→ Exercise requirements: Among the lines below, count those with "text". Give the total alone.

→ Task inputs:
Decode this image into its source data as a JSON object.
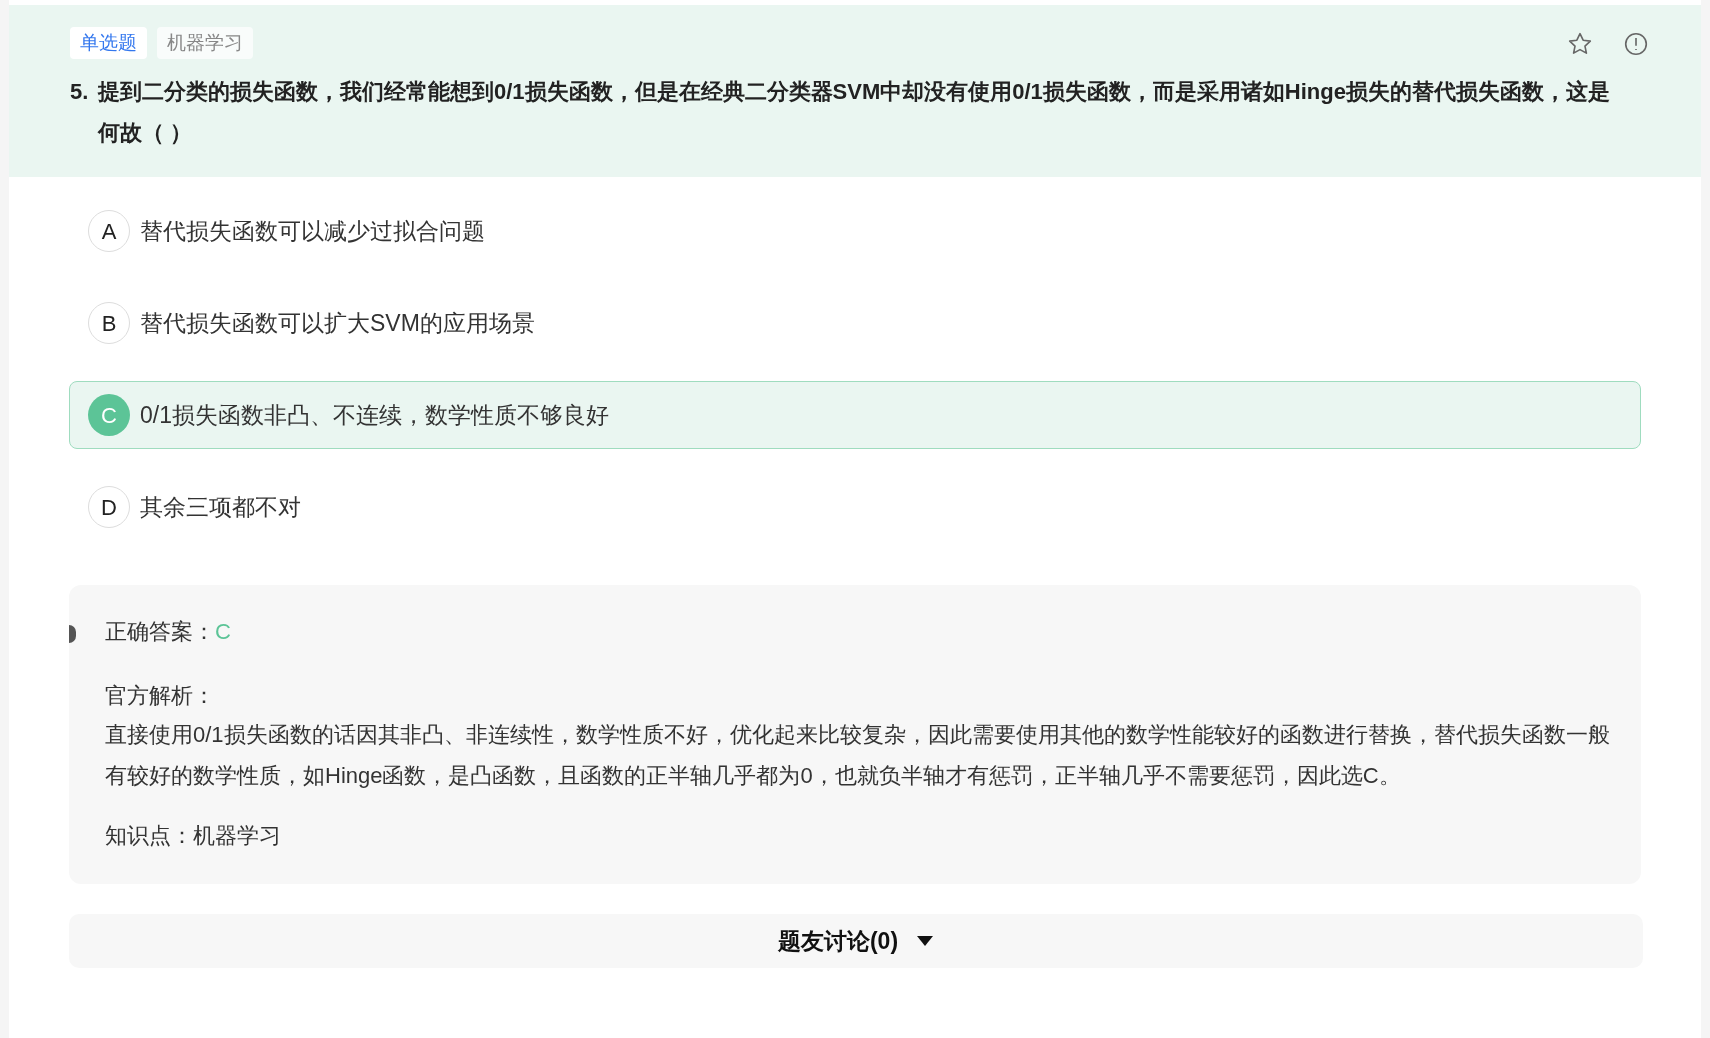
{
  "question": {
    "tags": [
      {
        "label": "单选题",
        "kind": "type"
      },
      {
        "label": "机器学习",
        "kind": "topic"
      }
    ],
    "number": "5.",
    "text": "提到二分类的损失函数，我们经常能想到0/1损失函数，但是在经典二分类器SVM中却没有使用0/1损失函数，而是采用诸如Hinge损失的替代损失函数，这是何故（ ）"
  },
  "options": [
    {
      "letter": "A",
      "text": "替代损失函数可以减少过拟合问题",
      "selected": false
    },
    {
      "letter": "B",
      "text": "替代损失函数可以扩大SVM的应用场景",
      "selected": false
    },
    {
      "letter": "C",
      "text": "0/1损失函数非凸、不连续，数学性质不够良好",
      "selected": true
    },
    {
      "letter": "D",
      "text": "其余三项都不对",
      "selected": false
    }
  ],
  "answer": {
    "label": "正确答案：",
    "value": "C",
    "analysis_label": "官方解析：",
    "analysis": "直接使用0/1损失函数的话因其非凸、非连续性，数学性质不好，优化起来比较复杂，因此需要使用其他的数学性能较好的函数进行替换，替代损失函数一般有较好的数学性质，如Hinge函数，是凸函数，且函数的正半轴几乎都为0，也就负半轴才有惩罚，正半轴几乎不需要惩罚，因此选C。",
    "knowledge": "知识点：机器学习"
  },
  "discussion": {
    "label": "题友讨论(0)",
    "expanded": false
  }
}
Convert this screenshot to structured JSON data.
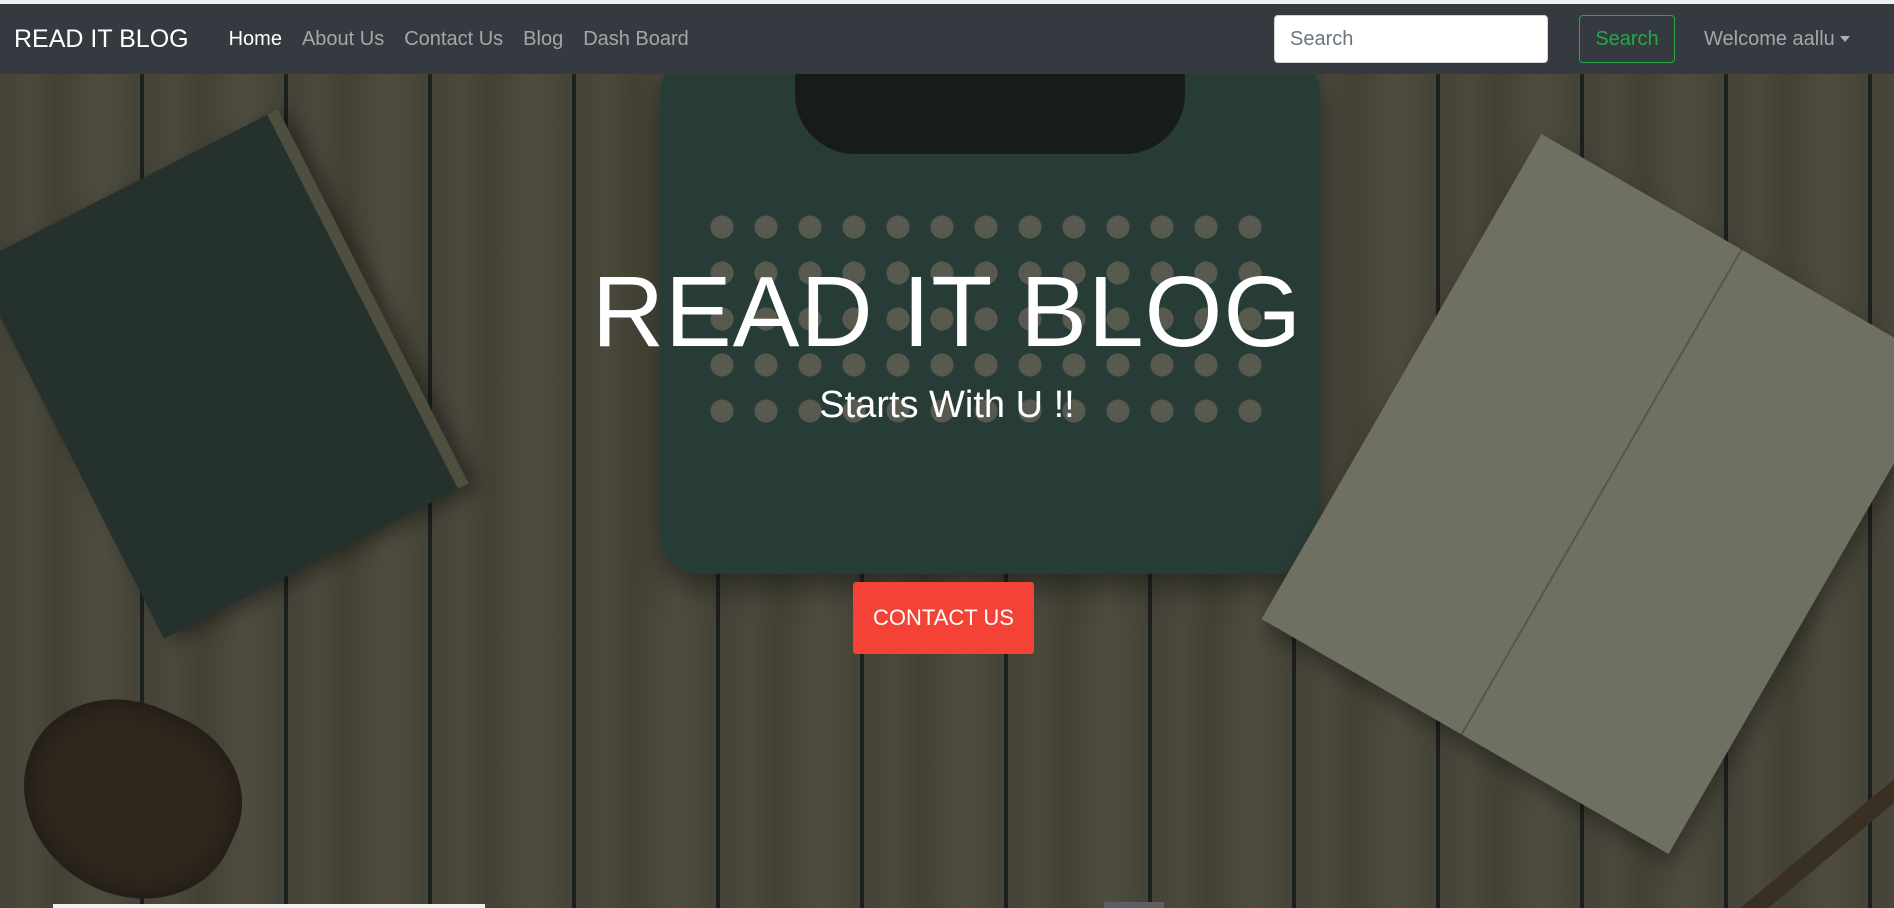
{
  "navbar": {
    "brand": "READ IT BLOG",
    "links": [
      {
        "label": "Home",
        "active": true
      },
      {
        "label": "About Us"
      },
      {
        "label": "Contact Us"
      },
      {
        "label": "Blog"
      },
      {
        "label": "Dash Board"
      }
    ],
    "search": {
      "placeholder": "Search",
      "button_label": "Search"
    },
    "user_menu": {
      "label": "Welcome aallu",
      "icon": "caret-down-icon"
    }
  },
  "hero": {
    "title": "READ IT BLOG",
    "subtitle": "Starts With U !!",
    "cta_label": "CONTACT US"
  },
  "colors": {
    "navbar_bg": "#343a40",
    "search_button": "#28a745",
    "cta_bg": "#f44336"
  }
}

→ Solved exercise: 5